→ **Required work**
Pull each line containing "Deductions" out of the data and copy it.
Extracted data: Begin
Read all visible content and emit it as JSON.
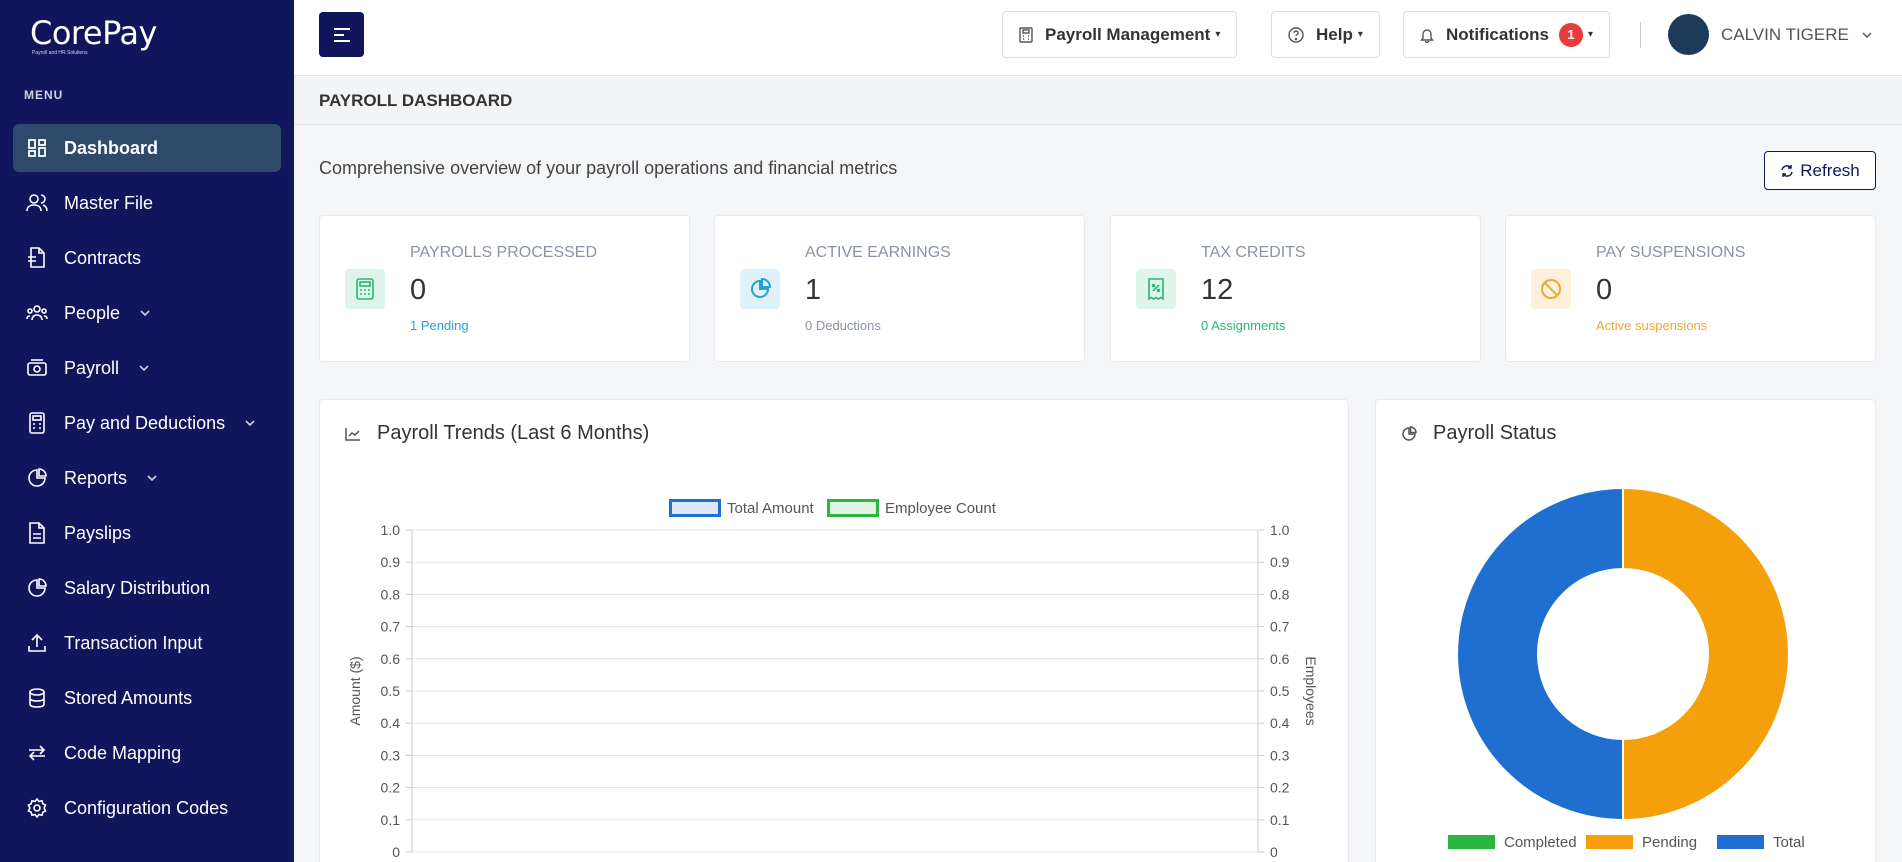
{
  "brand": {
    "name": "CorePay",
    "tagline": "Payroll and HR Solutions"
  },
  "sidebar": {
    "menu_label": "MENU",
    "items": [
      {
        "label": "Dashboard",
        "icon": "dashboard-icon"
      },
      {
        "label": "Master File",
        "icon": "users-icon"
      },
      {
        "label": "Contracts",
        "icon": "document-icon"
      },
      {
        "label": "People",
        "icon": "people-icon"
      },
      {
        "label": "Payroll",
        "icon": "payroll-icon"
      },
      {
        "label": "Pay and Deductions",
        "icon": "calculator-icon"
      },
      {
        "label": "Reports",
        "icon": "pie-chart-icon"
      },
      {
        "label": "Payslips",
        "icon": "file-icon"
      },
      {
        "label": "Salary Distribution",
        "icon": "pie-chart-icon"
      },
      {
        "label": "Transaction Input",
        "icon": "upload-icon"
      },
      {
        "label": "Stored Amounts",
        "icon": "database-icon"
      },
      {
        "label": "Code Mapping",
        "icon": "swap-icon"
      },
      {
        "label": "Configuration Codes",
        "icon": "gear-icon"
      }
    ]
  },
  "topbar": {
    "payroll_management": "Payroll Management",
    "help": "Help",
    "notifications": "Notifications",
    "notification_count": "1",
    "user_name": "CALVIN TIGERE"
  },
  "page": {
    "title": "PAYROLL DASHBOARD",
    "subtitle": "Comprehensive overview of your payroll operations and financial metrics",
    "refresh": "Refresh"
  },
  "cards": [
    {
      "label": "PAYROLLS PROCESSED",
      "value": "0",
      "sub": "1 Pending",
      "sub_color": "#2a9fd6",
      "icon_bg": "#dff5ea",
      "icon_color": "#2bb673"
    },
    {
      "label": "ACTIVE EARNINGS",
      "value": "1",
      "sub": "0 Deductions",
      "sub_color": "#8a93a3",
      "icon_bg": "#dff1fa",
      "icon_color": "#2a9fd6"
    },
    {
      "label": "TAX CREDITS",
      "value": "12",
      "sub": "0 Assignments",
      "sub_color": "#2bb673",
      "icon_bg": "#dff5ea",
      "icon_color": "#2bb673"
    },
    {
      "label": "PAY SUSPENSIONS",
      "value": "0",
      "sub": "Active suspensions",
      "sub_color": "#f0a830",
      "icon_bg": "#fdf1dc",
      "icon_color": "#f0a830"
    }
  ],
  "chart_data": [
    {
      "type": "line",
      "title": "Payroll Trends (Last 6 Months)",
      "series": [
        {
          "name": "Total Amount",
          "values": [],
          "color": "#1f6fd1"
        },
        {
          "name": "Employee Count",
          "values": [],
          "color": "#2bb63f"
        }
      ],
      "ylabel": "Amount ($)",
      "y2label": "Employees",
      "ylim": [
        0,
        1.0
      ],
      "y2lim": [
        0,
        1.0
      ],
      "yticks": [
        "1.0",
        "0.9",
        "0.8",
        "0.7",
        "0.6",
        "0.5",
        "0.4",
        "0.3",
        "0.2",
        "0.1",
        "0"
      ],
      "grid": true,
      "legend": "top"
    },
    {
      "type": "pie",
      "title": "Payroll Status",
      "donut": true,
      "categories": [
        "Completed",
        "Pending",
        "Total"
      ],
      "values": [
        0,
        1,
        1
      ],
      "colors": [
        "#2bb63f",
        "#f5a00a",
        "#1f6fd1"
      ],
      "legend": "bottom"
    }
  ]
}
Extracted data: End
→ **Response to this task**
        "label": "Pay and Deductions",
      "sub": "0 Deductions",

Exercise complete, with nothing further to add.